*What you will do:* Below are records; count the lines that contain "data" and state only that count.

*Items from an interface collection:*
────────────────────────────────────────

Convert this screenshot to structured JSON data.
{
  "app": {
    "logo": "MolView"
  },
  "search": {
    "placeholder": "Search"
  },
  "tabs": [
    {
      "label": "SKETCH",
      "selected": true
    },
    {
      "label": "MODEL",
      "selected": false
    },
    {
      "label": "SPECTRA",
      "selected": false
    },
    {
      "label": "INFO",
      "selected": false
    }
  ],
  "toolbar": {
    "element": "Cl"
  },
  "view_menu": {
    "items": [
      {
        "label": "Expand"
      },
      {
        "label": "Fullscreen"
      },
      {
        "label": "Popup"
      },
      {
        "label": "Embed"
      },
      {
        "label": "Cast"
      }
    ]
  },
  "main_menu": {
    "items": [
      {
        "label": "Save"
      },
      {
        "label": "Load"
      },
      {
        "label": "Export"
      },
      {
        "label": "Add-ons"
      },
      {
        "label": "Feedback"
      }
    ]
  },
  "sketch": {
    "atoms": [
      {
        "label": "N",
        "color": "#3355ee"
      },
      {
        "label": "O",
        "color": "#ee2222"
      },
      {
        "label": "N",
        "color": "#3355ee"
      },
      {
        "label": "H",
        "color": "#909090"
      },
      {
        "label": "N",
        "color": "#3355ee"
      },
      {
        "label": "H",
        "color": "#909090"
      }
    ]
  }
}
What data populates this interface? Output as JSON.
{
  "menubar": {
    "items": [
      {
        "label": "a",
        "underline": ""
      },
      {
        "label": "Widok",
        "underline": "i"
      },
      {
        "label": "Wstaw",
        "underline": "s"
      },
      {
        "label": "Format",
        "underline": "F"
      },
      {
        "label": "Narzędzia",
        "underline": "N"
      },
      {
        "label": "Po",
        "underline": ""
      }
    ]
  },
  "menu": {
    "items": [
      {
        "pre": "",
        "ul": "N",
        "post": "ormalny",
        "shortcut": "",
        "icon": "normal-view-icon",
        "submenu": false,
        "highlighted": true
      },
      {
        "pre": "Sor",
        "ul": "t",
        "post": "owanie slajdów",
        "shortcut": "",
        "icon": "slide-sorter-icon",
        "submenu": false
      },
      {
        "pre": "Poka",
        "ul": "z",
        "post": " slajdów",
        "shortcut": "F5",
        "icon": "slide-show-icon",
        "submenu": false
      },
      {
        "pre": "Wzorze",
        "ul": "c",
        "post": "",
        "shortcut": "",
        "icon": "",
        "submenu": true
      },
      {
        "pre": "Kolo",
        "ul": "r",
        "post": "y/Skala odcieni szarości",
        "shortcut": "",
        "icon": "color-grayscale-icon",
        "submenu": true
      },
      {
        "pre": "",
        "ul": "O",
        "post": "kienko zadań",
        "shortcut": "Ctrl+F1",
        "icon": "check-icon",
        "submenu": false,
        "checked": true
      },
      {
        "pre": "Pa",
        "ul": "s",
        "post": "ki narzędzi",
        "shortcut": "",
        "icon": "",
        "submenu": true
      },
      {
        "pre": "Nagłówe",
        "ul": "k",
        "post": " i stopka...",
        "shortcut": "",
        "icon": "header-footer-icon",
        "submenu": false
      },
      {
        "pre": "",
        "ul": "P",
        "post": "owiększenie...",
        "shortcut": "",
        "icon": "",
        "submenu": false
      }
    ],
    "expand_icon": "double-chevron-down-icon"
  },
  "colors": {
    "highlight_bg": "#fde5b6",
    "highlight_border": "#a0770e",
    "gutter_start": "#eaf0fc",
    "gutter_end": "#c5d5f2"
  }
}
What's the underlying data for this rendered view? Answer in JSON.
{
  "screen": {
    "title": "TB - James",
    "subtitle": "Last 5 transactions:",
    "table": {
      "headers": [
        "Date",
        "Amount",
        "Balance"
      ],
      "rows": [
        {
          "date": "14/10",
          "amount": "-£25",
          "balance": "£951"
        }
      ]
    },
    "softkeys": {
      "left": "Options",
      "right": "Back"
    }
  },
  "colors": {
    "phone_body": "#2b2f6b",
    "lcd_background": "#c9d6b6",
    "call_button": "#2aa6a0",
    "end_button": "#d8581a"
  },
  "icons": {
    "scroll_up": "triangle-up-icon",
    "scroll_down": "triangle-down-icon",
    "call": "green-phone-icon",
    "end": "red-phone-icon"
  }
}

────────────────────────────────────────

*Exercise output:* 3